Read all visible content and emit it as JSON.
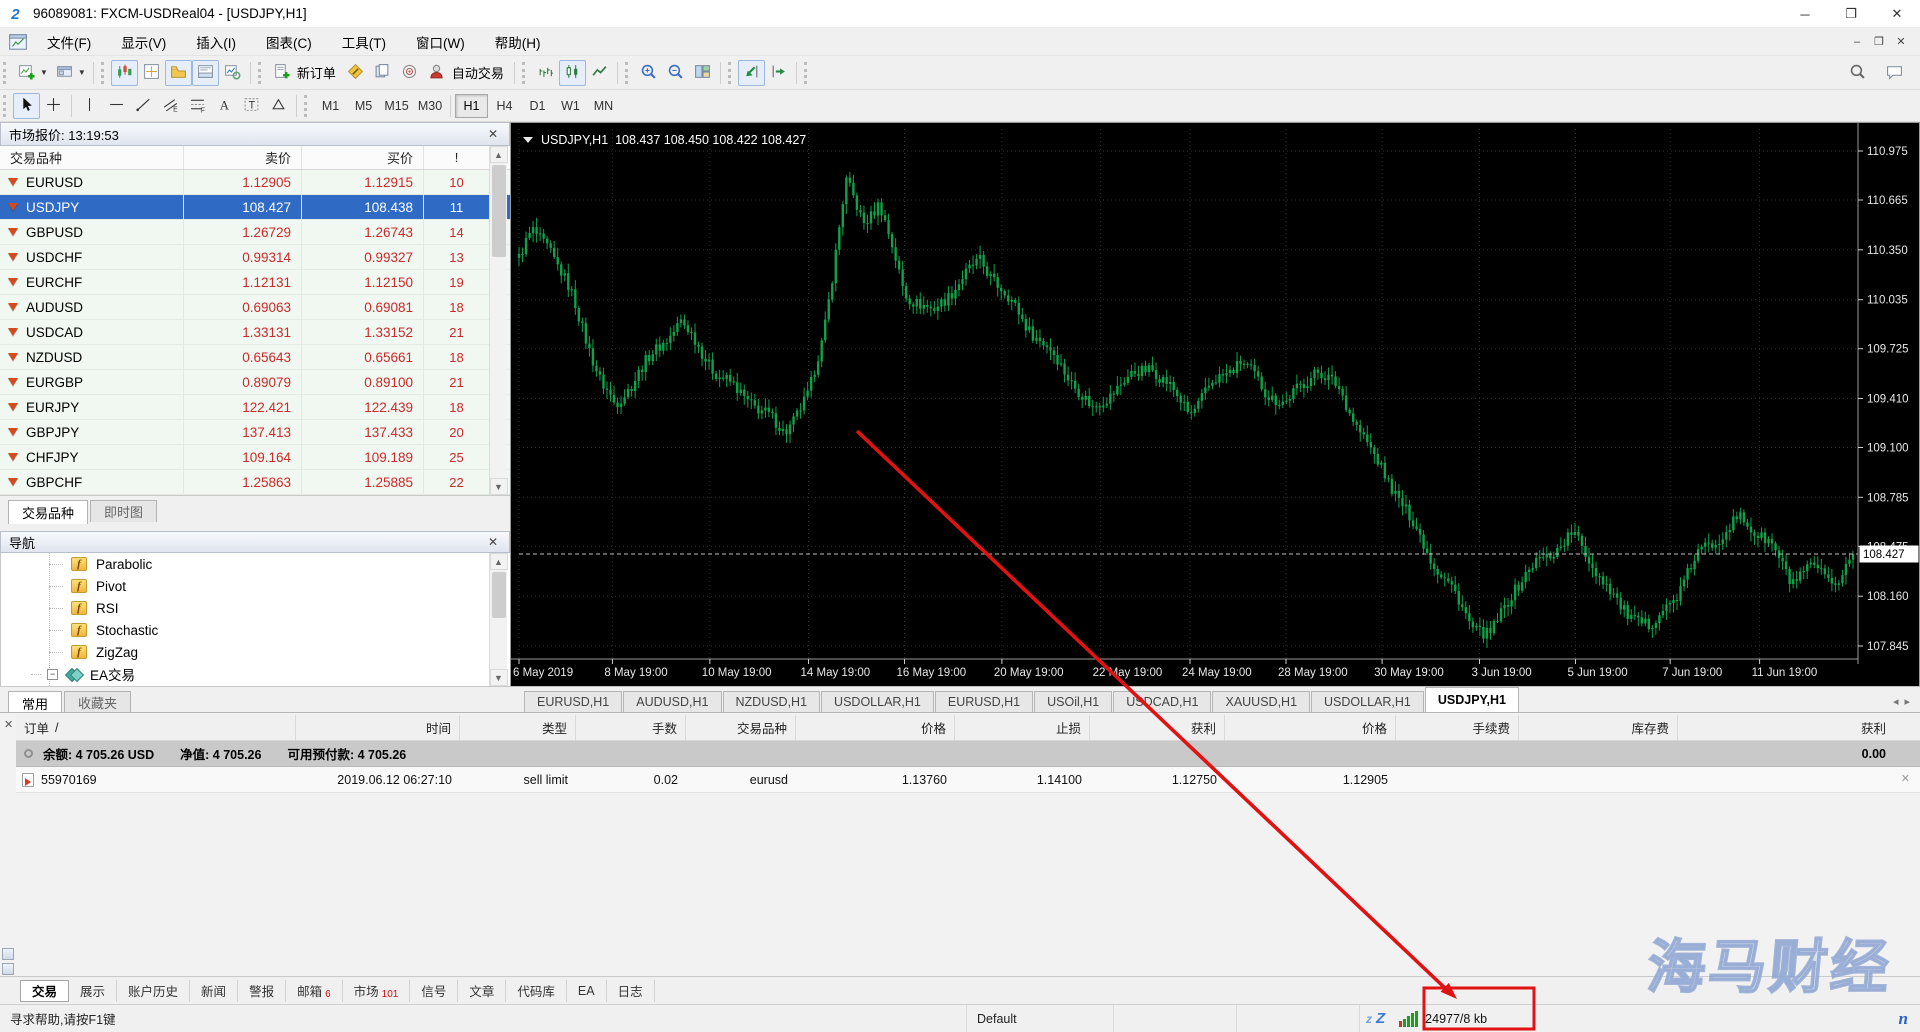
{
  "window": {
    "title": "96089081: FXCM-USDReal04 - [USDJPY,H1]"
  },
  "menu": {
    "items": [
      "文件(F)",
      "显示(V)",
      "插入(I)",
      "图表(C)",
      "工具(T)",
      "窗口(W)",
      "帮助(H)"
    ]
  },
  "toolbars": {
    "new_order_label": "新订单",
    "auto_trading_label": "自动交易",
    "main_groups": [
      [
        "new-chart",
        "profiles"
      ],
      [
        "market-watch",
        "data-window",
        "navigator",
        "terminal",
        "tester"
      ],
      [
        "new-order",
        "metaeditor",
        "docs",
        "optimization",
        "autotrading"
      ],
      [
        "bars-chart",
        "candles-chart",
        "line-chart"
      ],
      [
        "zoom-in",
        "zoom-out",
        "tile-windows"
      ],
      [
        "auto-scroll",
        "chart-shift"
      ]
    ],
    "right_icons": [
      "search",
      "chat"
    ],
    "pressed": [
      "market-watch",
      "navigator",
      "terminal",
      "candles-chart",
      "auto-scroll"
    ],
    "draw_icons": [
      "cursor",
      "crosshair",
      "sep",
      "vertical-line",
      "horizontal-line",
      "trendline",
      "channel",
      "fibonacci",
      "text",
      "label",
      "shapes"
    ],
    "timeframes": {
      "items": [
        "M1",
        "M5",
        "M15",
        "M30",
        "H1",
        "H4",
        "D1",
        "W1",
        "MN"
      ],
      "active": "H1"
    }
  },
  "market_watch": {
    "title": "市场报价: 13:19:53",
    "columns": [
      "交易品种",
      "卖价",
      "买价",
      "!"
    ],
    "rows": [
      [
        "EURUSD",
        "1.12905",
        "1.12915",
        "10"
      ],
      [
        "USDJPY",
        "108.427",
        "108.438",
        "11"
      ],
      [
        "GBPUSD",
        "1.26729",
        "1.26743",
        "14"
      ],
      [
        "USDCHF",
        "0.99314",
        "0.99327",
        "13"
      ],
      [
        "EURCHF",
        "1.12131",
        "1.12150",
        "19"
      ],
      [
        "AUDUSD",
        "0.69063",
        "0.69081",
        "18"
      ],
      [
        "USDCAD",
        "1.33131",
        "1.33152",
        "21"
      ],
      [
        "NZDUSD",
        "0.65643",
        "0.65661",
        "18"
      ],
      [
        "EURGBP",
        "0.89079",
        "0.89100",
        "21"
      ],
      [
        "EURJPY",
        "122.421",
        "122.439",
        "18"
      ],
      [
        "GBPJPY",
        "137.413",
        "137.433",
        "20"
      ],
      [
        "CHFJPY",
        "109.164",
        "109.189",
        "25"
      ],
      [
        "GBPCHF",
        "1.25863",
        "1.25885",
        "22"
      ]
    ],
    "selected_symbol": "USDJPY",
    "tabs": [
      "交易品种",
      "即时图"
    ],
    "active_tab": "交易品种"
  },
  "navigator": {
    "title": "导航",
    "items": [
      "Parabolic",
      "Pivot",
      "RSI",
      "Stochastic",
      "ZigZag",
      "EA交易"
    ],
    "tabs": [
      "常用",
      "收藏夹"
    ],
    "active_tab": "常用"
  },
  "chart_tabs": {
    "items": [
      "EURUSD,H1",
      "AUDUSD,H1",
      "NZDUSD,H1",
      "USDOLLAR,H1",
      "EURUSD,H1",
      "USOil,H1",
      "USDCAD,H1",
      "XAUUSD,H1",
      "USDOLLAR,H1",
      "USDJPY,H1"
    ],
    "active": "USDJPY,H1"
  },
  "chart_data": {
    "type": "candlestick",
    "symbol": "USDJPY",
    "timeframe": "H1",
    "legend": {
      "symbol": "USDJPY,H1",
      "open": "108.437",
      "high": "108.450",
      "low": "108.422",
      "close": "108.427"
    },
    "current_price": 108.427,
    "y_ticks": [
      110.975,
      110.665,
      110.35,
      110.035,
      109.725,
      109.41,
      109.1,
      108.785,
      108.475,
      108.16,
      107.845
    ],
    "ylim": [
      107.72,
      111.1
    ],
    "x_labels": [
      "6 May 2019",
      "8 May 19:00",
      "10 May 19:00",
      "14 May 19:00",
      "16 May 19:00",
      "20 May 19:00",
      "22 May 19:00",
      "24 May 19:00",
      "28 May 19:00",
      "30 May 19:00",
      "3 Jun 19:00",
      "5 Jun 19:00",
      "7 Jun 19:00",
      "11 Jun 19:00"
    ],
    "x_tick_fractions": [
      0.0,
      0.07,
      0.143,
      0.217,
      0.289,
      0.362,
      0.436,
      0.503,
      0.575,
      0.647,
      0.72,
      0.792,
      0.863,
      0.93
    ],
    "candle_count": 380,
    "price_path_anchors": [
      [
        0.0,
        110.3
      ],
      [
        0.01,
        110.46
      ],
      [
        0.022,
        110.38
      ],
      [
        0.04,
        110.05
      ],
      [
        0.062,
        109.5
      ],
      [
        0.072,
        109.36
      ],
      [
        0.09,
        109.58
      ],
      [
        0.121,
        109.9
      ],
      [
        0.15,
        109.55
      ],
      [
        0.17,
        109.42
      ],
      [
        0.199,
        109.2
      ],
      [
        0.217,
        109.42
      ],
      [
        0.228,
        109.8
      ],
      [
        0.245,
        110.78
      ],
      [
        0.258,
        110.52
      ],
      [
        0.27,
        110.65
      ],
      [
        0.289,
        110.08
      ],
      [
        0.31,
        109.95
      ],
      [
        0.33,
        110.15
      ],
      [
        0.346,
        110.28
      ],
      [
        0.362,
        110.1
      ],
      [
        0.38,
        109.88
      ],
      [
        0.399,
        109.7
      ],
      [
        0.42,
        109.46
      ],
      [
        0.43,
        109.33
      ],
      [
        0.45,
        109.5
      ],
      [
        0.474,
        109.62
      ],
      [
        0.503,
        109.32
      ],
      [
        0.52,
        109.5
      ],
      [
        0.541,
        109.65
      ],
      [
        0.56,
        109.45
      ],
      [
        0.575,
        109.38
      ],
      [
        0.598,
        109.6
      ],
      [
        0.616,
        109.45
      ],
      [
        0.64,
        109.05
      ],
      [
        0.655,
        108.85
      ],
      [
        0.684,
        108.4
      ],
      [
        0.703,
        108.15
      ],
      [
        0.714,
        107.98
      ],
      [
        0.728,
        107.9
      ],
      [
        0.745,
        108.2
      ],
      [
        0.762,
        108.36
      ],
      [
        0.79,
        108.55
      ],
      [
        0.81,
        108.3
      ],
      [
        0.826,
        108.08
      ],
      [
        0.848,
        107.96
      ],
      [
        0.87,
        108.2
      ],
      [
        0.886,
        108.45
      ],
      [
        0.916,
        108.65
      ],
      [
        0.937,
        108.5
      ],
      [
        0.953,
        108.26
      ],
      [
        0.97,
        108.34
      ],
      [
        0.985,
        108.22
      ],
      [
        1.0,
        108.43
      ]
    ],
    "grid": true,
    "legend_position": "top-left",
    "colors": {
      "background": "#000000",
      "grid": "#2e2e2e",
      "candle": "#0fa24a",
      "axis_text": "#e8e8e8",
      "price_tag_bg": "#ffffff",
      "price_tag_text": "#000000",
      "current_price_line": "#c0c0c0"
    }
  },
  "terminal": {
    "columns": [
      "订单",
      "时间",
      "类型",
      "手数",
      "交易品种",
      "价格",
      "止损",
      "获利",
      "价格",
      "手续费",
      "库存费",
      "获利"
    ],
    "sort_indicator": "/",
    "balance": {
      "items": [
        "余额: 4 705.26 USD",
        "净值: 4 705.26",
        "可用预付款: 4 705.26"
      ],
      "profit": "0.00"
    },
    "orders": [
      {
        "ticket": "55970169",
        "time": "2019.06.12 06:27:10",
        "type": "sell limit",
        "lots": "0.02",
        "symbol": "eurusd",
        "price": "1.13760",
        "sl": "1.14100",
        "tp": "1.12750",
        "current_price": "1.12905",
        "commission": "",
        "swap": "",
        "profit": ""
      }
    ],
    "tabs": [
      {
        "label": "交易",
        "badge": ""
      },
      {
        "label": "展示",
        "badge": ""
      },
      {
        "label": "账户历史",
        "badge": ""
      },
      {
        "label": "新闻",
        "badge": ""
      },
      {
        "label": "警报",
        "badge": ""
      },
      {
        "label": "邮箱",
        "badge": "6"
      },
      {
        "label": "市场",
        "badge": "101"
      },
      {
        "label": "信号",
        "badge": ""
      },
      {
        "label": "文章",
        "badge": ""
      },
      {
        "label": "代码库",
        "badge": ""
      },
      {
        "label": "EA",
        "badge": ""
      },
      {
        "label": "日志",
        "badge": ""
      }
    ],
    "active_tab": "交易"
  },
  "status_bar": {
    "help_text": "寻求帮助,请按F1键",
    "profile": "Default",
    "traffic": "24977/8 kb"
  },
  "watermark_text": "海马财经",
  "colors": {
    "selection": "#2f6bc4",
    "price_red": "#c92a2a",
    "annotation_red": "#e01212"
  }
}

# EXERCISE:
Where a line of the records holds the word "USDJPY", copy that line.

# PROBLEM SOLUTION:
    "title": "96089081: FXCM-USDReal04 - [USDJPY,H1]"
        "USDJPY",
    "selected_symbol": "USDJPY",
      "USDJPY,H1"
    "active": "USDJPY,H1"
    "symbol": "USDJPY",
      "symbol": "USDJPY,H1",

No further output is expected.